President Bush should enjoy his victory celebration while he can. He will soon face the most determined antiwar movement since the 1960s.

The Iraq situation is becoming more and more reminiscent of the Vietnam disaster. American troops mostly stay in heavily fortified barracks. When they do venture out, their sweeps don't achieve durable pacification. Militants and young men of fighting age are long gone by the time American bombardments start.

The Iraqi casualties include women, children and old people, and the American casualties keep mounting. After the U.S. troops move out of an area, they leave in their wake new sympathizers and recruits for the insurgents. And the pro- visional Iraqi government is even less capable of maintaining order than its Vietnamese counterpart was.

It was Howard Dean's antiwar campaign last year that infused energy into rank-and-file Democrats. Antiwar sentiment among Democrats has been kept politely under wraps pending Election Day, but it hasn't gone away.

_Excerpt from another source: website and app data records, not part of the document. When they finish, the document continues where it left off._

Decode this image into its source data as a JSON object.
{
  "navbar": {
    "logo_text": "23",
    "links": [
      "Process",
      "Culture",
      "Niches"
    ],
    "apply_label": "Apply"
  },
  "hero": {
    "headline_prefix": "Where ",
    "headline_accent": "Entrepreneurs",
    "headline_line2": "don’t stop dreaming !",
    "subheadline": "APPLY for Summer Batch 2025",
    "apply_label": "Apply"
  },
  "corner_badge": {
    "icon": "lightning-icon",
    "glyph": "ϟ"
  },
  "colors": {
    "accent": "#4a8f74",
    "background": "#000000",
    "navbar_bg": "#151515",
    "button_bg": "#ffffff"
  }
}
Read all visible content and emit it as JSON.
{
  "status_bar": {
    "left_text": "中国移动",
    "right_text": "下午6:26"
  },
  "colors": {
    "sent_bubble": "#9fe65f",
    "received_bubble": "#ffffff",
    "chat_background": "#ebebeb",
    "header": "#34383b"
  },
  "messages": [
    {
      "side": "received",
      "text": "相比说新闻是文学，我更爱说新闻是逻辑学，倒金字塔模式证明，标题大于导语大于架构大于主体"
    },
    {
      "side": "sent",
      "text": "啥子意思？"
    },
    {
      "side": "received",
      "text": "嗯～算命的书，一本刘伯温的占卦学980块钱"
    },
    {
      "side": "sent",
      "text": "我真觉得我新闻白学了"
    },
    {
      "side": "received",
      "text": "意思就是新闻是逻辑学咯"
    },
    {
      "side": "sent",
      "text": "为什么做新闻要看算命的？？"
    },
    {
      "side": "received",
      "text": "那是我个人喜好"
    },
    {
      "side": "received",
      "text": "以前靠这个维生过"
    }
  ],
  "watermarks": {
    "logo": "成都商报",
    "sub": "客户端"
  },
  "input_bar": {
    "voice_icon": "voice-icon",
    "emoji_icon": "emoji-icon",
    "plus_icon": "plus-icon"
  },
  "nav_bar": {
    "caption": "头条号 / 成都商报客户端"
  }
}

Democrats will now be liberated to mount full-blown protests, and Republicans will be on the defensive.

It was several years before opposition to the Vietnam War became a politically potent mainstream protest. This time, a new and mainstream antiwar movement will mature almost overnight. tried to help get John Kerry elected. Now it will be reborn as a grass-roots antiwar movement. Unlike the Vietnam protests, this one was mainstream from the beginning.

The Iraq occupation is one of the worst American blunders ever, as countless experienced diplomats and former intelligence officials keep pointing out.

There is no political support in either party to put in the number of troops necessary to secure the place. We can't even seal Iraq's borders, let alone hunt down insurgents. Our very presence is a recruiting poster for every kind of anti-American militant.

Prominent critics of the war are counseling an early withdrawal. The Cato Institute, a prominent conservative and libertarian think tank, advocates a U.S. pullout.

Hawks insist that America, having made an epic blunder, must nonetheless stay the course, lest Bush's mistaken description of Iraq as a center of world terrorism mutate into a self-fulfilling prophecy.

The hawks are right about the risks, but doves are right that the United States needs to exit.

The exit strategy, however, must include a long-term stabilization process, lest Iraq face anarchy and civil war or, worse, an Iraq-Iran regional alliance, perhaps with nuclear weapons. In this respect, Iraq is far more dangerous than Vietnam, where, to paraphrase Sen. George Aiken, we could declare defeat and go home without jeopardizing global security.

Bush's policy has turned Iraq into a far more dangerous place. That's why we need to combine a U.S. exit with an international stabilization effort. This policy shift would have been easier to achieve for John Kerry, who favored a more multilateral approach. But even Bush will now face heavy pressure, Republican as well as Democratic, to cut American losses.

In Bush's second term, the neocon architects who got Bush and America into this calamity will likely lose influence. In Ronald Reagan's second term, the ferocious anti-Soviet rhetoric softened, traditional foreign policy realists took over and Reagan pursued detente. One hopes the same thing will happen with George W. Bush.

Bush has borrowed Kerry's proposal for a great-power summit. It's a good beginning -- but don't expect Europe to bail out Bush unless some humble pie is eaten.

A serious exit strategy would require the United States to finance much of the cost of a multinational peacekeeping force of at least a quarter-million troops, as well as economic reconstruction money, plus a major role for the United Nations. Can Bush swallow that?

He'd better. Most Americans will ultimately conclude: Better their boys than ours, particularly since Iraqis are much less likely to shoot at an international force. It's American presence that's the regional lightning rod.

Bush should also appreciate the fact that an early U.S. exit is better domestic politics and better Middle East politics. If he doesn't, he will face a massive popular movement to remind him, as well as growing defections in his own ranks.

The United Nations managed the Iraq situation far better than the Bush administration has, and the American people are getting very weary of this war. As his reward for winning reelection, Bush faces a suitable consequence for having gotten us unto this mess. He must now find a decent way out.

The writer is co-editor of the American Prospect.